┌──

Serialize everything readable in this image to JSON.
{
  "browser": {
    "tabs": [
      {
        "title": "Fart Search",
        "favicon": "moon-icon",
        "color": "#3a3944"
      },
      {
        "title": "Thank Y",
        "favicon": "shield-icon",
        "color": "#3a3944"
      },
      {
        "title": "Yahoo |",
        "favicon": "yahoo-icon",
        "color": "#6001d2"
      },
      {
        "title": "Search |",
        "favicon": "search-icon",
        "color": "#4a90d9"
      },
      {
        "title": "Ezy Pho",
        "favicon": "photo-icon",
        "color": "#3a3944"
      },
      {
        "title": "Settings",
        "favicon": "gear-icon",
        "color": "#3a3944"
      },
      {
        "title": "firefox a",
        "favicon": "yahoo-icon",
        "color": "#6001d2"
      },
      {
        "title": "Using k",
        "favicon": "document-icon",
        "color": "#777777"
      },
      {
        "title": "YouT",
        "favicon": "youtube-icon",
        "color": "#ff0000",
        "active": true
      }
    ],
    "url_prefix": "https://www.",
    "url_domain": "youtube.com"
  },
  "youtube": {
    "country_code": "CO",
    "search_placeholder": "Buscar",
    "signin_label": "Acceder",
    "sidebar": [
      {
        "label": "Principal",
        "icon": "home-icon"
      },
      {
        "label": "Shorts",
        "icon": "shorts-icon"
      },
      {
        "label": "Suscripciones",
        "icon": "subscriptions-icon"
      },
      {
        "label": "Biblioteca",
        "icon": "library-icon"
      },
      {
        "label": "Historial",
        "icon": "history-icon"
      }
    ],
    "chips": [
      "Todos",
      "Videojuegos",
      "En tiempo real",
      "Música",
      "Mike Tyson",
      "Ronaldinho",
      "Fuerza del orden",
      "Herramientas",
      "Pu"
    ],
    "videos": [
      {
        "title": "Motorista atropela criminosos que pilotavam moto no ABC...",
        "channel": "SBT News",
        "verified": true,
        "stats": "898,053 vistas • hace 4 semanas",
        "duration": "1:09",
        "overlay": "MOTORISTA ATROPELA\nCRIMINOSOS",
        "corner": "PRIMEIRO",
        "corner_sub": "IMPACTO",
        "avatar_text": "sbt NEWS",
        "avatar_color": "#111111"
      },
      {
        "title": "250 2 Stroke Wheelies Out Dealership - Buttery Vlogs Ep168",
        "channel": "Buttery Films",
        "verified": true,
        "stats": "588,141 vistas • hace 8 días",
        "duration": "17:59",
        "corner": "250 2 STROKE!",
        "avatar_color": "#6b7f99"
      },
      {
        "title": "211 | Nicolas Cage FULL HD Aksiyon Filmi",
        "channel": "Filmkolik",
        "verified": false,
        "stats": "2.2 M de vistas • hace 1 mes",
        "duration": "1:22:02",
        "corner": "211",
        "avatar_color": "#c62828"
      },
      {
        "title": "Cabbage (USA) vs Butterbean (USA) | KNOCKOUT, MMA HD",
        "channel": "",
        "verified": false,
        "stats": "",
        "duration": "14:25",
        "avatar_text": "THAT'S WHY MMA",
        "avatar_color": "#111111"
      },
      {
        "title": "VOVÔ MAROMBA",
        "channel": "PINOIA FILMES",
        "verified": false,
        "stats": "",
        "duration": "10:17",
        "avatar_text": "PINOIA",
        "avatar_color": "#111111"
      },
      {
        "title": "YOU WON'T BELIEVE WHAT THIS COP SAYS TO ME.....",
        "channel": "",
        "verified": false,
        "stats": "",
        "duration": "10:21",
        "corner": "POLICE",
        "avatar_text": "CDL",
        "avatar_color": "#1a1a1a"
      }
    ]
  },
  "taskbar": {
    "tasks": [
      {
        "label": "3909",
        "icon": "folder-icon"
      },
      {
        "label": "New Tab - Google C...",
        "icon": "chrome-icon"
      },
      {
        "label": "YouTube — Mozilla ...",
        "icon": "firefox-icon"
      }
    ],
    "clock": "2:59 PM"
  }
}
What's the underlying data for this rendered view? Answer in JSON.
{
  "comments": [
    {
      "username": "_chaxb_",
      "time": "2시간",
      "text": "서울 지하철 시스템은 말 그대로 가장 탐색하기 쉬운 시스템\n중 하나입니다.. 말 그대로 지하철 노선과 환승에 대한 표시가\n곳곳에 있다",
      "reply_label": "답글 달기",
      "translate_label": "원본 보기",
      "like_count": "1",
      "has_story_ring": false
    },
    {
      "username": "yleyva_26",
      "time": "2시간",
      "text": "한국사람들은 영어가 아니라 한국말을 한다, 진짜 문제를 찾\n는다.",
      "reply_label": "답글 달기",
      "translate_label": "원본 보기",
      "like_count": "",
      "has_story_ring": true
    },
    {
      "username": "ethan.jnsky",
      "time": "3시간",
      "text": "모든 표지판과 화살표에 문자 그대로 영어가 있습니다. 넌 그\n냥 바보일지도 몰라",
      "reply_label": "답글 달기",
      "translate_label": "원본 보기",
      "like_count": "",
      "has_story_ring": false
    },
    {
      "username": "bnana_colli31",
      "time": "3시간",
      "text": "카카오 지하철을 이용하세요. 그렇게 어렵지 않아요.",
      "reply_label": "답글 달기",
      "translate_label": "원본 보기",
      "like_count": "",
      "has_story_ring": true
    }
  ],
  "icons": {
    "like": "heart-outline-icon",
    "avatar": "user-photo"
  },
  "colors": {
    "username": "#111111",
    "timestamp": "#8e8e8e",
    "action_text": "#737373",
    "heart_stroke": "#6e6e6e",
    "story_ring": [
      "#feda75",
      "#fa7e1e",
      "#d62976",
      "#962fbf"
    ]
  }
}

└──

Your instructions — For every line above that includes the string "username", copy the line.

Answer box —
      "username": "_chaxb_",
      "username": "yleyva_26",
      "username": "ethan.jnsky",
      "username": "bnana_colli31",
    "username": "#111111",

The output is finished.